Exercise details :: From the first line to the last, set down the data exactly as given.

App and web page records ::
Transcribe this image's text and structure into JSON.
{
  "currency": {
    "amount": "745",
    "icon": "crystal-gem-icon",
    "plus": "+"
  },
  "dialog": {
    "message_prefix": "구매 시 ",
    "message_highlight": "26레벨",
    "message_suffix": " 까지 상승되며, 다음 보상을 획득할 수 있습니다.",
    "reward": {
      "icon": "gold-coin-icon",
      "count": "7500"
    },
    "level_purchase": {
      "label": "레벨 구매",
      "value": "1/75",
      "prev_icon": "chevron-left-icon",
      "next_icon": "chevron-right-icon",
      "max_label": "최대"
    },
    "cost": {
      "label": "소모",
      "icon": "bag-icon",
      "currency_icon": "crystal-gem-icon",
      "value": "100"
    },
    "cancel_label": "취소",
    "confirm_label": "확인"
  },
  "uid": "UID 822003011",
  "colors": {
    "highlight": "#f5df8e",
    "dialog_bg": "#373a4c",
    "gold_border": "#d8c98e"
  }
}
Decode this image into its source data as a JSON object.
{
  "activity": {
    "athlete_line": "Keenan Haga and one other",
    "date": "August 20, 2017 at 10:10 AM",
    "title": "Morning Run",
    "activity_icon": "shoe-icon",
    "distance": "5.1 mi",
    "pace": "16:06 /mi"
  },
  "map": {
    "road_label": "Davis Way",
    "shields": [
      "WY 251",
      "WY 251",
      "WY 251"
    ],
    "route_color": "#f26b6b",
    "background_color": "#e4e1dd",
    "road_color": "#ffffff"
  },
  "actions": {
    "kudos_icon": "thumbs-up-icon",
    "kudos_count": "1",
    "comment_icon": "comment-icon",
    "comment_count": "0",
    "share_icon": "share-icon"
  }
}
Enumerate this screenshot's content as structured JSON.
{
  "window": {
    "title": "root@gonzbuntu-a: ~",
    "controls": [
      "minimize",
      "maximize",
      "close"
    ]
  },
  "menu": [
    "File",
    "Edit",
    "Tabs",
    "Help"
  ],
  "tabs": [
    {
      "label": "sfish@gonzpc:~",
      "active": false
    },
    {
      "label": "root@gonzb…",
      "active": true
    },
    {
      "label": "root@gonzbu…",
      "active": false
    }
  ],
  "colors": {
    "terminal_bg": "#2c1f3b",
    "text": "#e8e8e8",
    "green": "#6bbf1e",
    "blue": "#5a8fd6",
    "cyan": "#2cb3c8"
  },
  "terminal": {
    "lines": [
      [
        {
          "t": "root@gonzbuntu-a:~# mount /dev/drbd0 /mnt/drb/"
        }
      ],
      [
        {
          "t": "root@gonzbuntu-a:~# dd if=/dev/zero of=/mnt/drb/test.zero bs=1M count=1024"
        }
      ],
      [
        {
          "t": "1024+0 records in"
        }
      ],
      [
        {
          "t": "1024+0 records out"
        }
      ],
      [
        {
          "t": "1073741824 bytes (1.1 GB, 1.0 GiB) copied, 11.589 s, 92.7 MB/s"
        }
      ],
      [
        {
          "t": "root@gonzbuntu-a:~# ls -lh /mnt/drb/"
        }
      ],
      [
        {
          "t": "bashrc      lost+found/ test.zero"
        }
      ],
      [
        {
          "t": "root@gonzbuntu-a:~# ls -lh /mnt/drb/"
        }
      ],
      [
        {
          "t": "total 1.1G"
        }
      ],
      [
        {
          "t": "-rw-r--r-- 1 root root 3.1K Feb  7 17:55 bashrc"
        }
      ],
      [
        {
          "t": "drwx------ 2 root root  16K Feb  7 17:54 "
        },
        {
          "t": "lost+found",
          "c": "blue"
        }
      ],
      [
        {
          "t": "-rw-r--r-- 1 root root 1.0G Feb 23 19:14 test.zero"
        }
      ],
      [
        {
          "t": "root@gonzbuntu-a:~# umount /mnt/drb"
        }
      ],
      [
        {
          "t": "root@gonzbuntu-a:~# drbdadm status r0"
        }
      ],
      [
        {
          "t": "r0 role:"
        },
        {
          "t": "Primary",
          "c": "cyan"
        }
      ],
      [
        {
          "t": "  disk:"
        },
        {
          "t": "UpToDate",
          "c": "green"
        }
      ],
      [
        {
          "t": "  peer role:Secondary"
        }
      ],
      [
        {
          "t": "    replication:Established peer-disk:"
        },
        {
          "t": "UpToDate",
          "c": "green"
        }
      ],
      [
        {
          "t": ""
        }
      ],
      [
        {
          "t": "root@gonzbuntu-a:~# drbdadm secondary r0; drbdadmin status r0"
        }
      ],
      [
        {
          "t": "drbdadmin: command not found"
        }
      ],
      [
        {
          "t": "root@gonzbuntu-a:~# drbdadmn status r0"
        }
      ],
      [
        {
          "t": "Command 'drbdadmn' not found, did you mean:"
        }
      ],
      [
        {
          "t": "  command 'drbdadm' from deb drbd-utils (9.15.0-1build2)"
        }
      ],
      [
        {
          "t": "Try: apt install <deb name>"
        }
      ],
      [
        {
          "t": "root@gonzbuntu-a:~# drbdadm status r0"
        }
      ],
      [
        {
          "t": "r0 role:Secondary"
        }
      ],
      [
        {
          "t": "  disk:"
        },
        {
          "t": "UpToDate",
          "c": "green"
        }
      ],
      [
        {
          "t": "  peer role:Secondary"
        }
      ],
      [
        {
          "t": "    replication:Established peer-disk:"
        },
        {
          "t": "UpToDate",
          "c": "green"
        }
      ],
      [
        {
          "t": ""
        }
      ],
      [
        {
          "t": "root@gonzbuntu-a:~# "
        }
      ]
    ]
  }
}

Reply ::
Transcribe this image's text and structure into JSON.
{
  "currency": {
    "amount": "745",
    "icon": "crystal-gem-icon",
    "plus": "+"
  },
  "dialog": {
    "message_prefix": "구매 시 ",
    "message_highlight": "26레벨",
    "message_suffix": " 까지 상승되며, 다음 보상을 획득할 수 있습니다.",
    "reward": {
      "icon": "gold-coin-icon",
      "count": "7500"
    },
    "level_purchase": {
      "label": "레벨 구매",
      "value": "1/75",
      "prev_icon": "chevron-left-icon",
      "next_icon": "chevron-right-icon",
      "max_label": "최대"
    },
    "cost": {
      "label": "소모",
      "icon": "bag-icon",
      "currency_icon": "crystal-gem-icon",
      "value": "100"
    },
    "cancel_label": "취소",
    "confirm_label": "확인"
  },
  "uid": "UID 822003011",
  "colors": {
    "highlight": "#f5df8e",
    "dialog_bg": "#373a4c",
    "gold_border": "#d8c98e"
  }
}
Decode this image into its source data as a JSON object.
{
  "activity": {
    "athlete_line": "Keenan Haga and one other",
    "date": "August 20, 2017 at 10:10 AM",
    "title": "Morning Run",
    "activity_icon": "shoe-icon",
    "distance": "5.1 mi",
    "pace": "16:06 /mi"
  },
  "map": {
    "road_label": "Davis Way",
    "shields": [
      "WY 251",
      "WY 251",
      "WY 251"
    ],
    "route_color": "#f26b6b",
    "background_color": "#e4e1dd",
    "road_color": "#ffffff"
  },
  "actions": {
    "kudos_icon": "thumbs-up-icon",
    "kudos_count": "1",
    "comment_icon": "comment-icon",
    "comment_count": "0",
    "share_icon": "share-icon"
  }
}
Enumerate this screenshot's content as structured JSON.
{
  "window": {
    "title": "root@gonzbuntu-a: ~",
    "controls": [
      "minimize",
      "maximize",
      "close"
    ]
  },
  "menu": [
    "File",
    "Edit",
    "Tabs",
    "Help"
  ],
  "tabs": [
    {
      "label": "sfish@gonzpc:~",
      "active": false
    },
    {
      "label": "root@gonzb…",
      "active": true
    },
    {
      "label": "root@gonzbu…",
      "active": false
    }
  ],
  "colors": {
    "terminal_bg": "#2c1f3b",
    "text": "#e8e8e8",
    "green": "#6bbf1e",
    "blue": "#5a8fd6",
    "cyan": "#2cb3c8"
  },
  "terminal": {
    "lines": [
      [
        {
          "t": "root@gonzbuntu-a:~# mount /dev/drbd0 /mnt/drb/"
        }
      ],
      [
        {
          "t": "root@gonzbuntu-a:~# dd if=/dev/zero of=/mnt/drb/test.zero bs=1M count=1024"
        }
      ],
      [
        {
          "t": "1024+0 records in"
        }
      ],
      [
        {
          "t": "1024+0 records out"
        }
      ],
      [
        {
          "t": "1073741824 bytes (1.1 GB, 1.0 GiB) copied, 11.589 s, 92.7 MB/s"
        }
      ],
      [
        {
          "t": "root@gonzbuntu-a:~# ls -lh /mnt/drb/"
        }
      ],
      [
        {
          "t": "bashrc      lost+found/ test.zero"
        }
      ],
      [
        {
          "t": "root@gonzbuntu-a:~# ls -lh /mnt/drb/"
        }
      ],
      [
        {
          "t": "total 1.1G"
        }
      ],
      [
        {
          "t": "-rw-r--r-- 1 root root 3.1K Feb  7 17:55 bashrc"
        }
      ],
      [
        {
          "t": "drwx------ 2 root root  16K Feb  7 17:54 "
        },
        {
          "t": "lost+found",
          "c": "blue"
        }
      ],
      [
        {
          "t": "-rw-r--r-- 1 root root 1.0G Feb 23 19:14 test.zero"
        }
      ],
      [
        {
          "t": "root@gonzbuntu-a:~# umount /mnt/drb"
        }
      ],
      [
        {
          "t": "root@gonzbuntu-a:~# drbdadm status r0"
        }
      ],
      [
        {
          "t": "r0 role:"
        },
        {
          "t": "Primary",
          "c": "cyan"
        }
      ],
      [
        {
          "t": "  disk:"
        },
        {
          "t": "UpToDate",
          "c": "green"
        }
      ],
      [
        {
          "t": "  peer role:Secondary"
        }
      ],
      [
        {
          "t": "    replication:Established peer-disk:"
        },
        {
          "t": "UpToDate",
          "c": "green"
        }
      ],
      [
        {
          "t": ""
        }
      ],
      [
        {
          "t": "root@gonzbuntu-a:~# drbdadm secondary r0; drbdadmin status r0"
        }
      ],
      [
        {
          "t": "drbdadmin: command not found"
        }
      ],
      [
        {
          "t": "root@gonzbuntu-a:~# drbdadmn status r0"
        }
      ],
      [
        {
          "t": "Command 'drbdadmn' not found, did you mean:"
        }
      ],
      [
        {
          "t": "  command 'drbdadm' from deb drbd-utils (9.15.0-1build2)"
        }
      ],
      [
        {
          "t": "Try: apt install <deb name>"
        }
      ],
      [
        {
          "t": "root@gonzbuntu-a:~# drbdadm status r0"
        }
      ],
      [
        {
          "t": "r0 role:Secondary"
        }
      ],
      [
        {
          "t": "  disk:"
        },
        {
          "t": "UpToDate",
          "c": "green"
        }
      ],
      [
        {
          "t": "  peer role:Secondary"
        }
      ],
      [
        {
          "t": "    replication:Established peer-disk:"
        },
        {
          "t": "UpToDate",
          "c": "green"
        }
      ],
      [
        {
          "t": ""
        }
      ],
      [
        {
          "t": "root@gonzbuntu-a:~# "
        }
      ]
    ]
  }
}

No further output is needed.